SWEET: Teint de Neige by Villoresi.

Powdery and white, like snow or icing sugar. Delicately candied jasmine flower, rose petals, vanilla and soft blond woods. A lovely face, a crystal mirror.

LEMON: Verveine d’Eugene by Heeley

Lemon’s not as common as you might suppose. Here’s a dazzling lemon verbena with blackcurrant, pink rhubarb and green bergamot. Droolingly citrus: is your mouth watering?

FRAGRANT: Un Bateau Pour Capri by Eau d’Italie

Peony, jasmine, cedar, rose and heliotrope with a dash of champagne and clear morning sunshine. Smells like the plains of Heaven.

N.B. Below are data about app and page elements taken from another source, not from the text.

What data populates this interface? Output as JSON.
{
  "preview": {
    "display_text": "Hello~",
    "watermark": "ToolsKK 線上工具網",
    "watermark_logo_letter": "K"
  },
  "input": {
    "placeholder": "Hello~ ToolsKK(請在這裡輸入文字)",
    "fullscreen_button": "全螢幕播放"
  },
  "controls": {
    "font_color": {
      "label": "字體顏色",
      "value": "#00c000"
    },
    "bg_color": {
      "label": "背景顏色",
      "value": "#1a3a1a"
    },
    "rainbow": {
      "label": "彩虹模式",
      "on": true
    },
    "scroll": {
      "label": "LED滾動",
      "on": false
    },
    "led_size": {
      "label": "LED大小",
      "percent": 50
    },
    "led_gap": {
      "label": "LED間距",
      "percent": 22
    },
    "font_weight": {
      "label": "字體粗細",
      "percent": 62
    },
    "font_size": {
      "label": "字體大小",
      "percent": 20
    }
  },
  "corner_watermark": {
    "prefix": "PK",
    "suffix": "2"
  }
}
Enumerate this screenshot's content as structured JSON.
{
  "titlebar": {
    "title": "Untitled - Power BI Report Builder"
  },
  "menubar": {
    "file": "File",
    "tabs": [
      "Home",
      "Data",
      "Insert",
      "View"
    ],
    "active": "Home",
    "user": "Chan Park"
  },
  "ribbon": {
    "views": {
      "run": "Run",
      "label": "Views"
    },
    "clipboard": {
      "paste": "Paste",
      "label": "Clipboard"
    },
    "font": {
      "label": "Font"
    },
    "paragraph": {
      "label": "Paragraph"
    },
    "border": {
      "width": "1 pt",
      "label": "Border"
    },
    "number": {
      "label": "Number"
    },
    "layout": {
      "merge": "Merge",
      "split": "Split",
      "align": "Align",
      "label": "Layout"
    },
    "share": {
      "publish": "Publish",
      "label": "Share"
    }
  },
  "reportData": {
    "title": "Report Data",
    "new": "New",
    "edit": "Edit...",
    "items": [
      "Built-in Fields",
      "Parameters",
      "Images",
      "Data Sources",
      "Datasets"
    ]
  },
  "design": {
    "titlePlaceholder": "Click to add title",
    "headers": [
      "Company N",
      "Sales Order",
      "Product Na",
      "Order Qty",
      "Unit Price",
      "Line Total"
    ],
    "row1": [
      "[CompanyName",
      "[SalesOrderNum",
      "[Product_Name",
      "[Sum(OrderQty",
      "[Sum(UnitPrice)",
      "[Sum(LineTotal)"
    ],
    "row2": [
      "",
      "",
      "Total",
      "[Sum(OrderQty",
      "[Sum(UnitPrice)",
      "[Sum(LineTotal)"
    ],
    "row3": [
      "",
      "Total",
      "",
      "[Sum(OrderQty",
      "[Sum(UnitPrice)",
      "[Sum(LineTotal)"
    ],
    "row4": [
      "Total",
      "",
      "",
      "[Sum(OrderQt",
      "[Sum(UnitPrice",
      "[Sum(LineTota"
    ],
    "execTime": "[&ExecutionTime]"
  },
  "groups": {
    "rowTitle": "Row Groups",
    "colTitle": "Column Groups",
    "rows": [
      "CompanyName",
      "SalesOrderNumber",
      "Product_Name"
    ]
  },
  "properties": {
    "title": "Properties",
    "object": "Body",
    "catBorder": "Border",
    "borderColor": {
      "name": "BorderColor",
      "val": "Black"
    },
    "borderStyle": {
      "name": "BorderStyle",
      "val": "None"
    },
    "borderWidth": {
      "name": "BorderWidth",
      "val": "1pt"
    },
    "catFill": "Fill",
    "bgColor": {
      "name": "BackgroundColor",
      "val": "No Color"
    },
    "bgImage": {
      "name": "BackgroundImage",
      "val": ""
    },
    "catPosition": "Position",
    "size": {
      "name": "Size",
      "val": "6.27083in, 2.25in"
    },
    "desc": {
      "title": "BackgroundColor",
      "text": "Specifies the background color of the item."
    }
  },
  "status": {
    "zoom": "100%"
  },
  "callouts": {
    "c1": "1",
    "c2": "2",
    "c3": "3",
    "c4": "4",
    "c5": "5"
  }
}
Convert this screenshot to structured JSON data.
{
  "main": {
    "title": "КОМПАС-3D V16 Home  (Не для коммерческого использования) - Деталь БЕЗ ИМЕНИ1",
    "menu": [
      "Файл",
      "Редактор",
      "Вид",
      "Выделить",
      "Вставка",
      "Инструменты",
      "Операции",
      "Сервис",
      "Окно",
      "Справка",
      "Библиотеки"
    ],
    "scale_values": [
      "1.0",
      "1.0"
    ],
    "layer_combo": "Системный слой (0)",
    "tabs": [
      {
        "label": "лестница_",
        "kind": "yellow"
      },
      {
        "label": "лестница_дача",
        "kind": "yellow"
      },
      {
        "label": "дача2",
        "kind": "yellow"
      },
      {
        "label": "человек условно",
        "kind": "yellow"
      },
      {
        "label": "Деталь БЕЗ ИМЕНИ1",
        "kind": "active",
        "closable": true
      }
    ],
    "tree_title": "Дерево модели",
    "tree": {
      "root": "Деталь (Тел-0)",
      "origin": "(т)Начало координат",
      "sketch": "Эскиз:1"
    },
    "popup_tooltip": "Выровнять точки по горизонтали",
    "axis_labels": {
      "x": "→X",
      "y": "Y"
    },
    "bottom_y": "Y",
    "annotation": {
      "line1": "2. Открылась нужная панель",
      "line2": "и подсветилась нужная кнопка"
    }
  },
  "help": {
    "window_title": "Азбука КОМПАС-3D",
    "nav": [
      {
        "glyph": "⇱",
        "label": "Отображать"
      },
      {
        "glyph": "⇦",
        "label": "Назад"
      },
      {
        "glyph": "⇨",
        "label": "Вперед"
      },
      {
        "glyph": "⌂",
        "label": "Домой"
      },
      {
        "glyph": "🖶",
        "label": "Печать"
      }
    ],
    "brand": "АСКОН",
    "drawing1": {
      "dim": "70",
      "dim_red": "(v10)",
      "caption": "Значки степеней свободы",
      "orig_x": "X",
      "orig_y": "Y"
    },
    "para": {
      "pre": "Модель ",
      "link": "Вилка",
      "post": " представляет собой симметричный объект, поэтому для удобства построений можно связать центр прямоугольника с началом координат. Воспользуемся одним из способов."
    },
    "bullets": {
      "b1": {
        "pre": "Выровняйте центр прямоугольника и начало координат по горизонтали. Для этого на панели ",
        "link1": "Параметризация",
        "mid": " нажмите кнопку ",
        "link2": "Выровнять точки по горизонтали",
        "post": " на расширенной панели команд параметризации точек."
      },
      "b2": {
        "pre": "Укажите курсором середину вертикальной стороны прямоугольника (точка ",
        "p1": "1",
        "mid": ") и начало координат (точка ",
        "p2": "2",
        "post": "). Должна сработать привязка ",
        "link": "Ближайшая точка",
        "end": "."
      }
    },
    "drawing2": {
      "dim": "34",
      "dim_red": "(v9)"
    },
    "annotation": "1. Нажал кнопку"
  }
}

POPCORN : Aomassai by Parfumerie Generale.

If you can’t wait for La Fin du Monde try this adult feast of caramel, toasted hazelnut, liquorice and resins. Black and gold fires, smoky vanilla, liquid tonka.

FRUITY: Playing with the Devil by Kilian

Hide and seek in the woods. Dripping juicy blood orange, peach, blackcurrants and lychee.

WOODY: Sandalo by Lorenzo Villoresi

Dark, clean, sombre, grainy: Asian and European woods, sap, bark and the forest floor.

CHEMICAL: Secretions Magnifiques by Etat Libre d’Orange

The intimate fluids secreted by the chemicals of the human body – interpreted with adrenaline and azurone layered with flowery accords.

So that’s mine. Or one of mine. And what is yours?

Image: fisheaters.com